·         Supervision during Extracurricular Activities
¨       Cerny v. Cedar Bluffs Junior/Senior Pub. Sch.
Ø Issues
§ Was the School under a standard duty of care for the injuries sustained by Cerny?

¨       Question of notice is highly significant, but relatively unexplored
Ø Like failure to warn dispute
Ø  Right to opt out of bilingual educ. Programs
Ø Option to opt out of sex education curriculum
Ø There is also a notice and opportunity to be heard for suspended students under the procedural due process requirements of 14th amendment
§ Liability for injuries at the college & university level
·         Courts look to the same basic negligence principles
¨       Application of principles different b/c of age, setting, and circumstances
¨       Includes disputes like alcohol abuse, hazing, suicide, sexual assault
¨       Use special relationship doctrine, with state courts engaging in a case-by-case determination of whether the facts give rise to a higher duty of care.
Ø Factors
§ Depend on an individual state’s case law
§ On the type of relationship that is identified
Ø Some may be determined by the rubric of the university-student relationship, whereas others may look to a dangerous condition analysis under rules pertaining to landowner and invitee.
·         Higher education negligence-related controversies generally
¨       Problem 5: Perot v. Univ. Of El Dorado –Spring Fling case
Ø Issues:
§ What is the school’s liability, if any?
§ To what extent is it school-sponsored?
§ Do they have duty to supervise during the spring fling? And was it breached?
·         Was the university’s failure to supervise a breach?
Ø Arguments for both sides
§ P
·         Everyone entitled to supervision
·         School should have provided security
·         Private owner had let school use it and it had become an extension of the school’s property
·         Violence foreseeable, especially with alcohol being involved
·         Could only get there through the university campus
·         It’s a frat party, supervision should be there, because foreseeable that non-students show up
·         Could have limited liability by only allowing students
·         Universities permit frats and frats are under regulations of university
·         Presumption that school provides safe environment for students
§ D
·         It was on private property
·         Students involved, not students of the school. Therefore, no relationship and therefore no responsibility or obligation to them
·         No duty because they are not really involved
¨       No idea former students going to show, especially Marine Corps.
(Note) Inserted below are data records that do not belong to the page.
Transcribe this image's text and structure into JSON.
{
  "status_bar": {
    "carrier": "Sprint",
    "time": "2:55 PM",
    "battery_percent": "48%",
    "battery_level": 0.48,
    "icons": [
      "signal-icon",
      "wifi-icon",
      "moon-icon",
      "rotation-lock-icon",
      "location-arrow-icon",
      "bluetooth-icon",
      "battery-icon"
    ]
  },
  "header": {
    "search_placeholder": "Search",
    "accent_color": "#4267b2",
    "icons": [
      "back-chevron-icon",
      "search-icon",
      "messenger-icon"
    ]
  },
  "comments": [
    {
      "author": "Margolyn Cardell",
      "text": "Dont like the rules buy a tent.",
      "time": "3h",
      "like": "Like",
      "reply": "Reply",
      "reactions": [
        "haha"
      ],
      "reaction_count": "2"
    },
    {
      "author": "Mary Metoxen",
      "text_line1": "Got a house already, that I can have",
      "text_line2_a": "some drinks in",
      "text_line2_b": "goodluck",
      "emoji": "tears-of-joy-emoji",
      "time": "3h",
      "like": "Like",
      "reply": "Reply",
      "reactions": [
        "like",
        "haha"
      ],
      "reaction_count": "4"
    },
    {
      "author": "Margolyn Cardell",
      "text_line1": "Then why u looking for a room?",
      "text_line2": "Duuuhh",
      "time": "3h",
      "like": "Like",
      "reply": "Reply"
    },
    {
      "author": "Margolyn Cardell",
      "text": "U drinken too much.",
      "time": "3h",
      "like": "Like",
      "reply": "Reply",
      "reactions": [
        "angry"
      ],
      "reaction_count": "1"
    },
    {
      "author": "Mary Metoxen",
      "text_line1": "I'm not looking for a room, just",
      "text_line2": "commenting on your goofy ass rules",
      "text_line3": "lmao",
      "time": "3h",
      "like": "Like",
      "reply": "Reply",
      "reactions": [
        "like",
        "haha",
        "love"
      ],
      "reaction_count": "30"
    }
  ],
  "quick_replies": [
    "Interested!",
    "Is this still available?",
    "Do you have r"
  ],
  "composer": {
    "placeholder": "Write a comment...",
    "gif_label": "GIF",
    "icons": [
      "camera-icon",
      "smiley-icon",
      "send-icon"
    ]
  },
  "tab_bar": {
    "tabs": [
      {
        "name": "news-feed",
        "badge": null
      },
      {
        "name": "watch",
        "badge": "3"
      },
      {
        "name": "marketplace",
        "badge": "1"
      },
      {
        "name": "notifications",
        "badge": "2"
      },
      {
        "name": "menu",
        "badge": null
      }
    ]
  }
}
People
·         How can foresee these non-students showing up
·         Not a school sponsor event because frats are like their own entity
Ø Additional info needed
§ What are the regulations for school events/parties?
§ Regulations for security?
§ What happened at past spring flings?
§ Were all students of legal drinking age?
Ø Determination likely to turn on
§ Regulations
§ Duty of the university
¨       Peterson v. San Francisco Cmty. Coll. Dist.
Ø Facts: P, a student, sustained injuries as a result of an attempted daylight rape in the parking lot area of the campus. district owes duty to its students to protect them from reasonably foreseeable assaults on campus. District is immune from liability for failure to provide adequate police protection, it is not immune for failure to warn its students of known dangers posed by criminals on the campus
§ Factors to look at
·         Foreseeability of harm to P
·         Degree of certainty that the P suffered injury
·         Closeness of the connection between the defendant’s conduct and the injury suffered,
·         the moral blame attached to the defendant’s conduct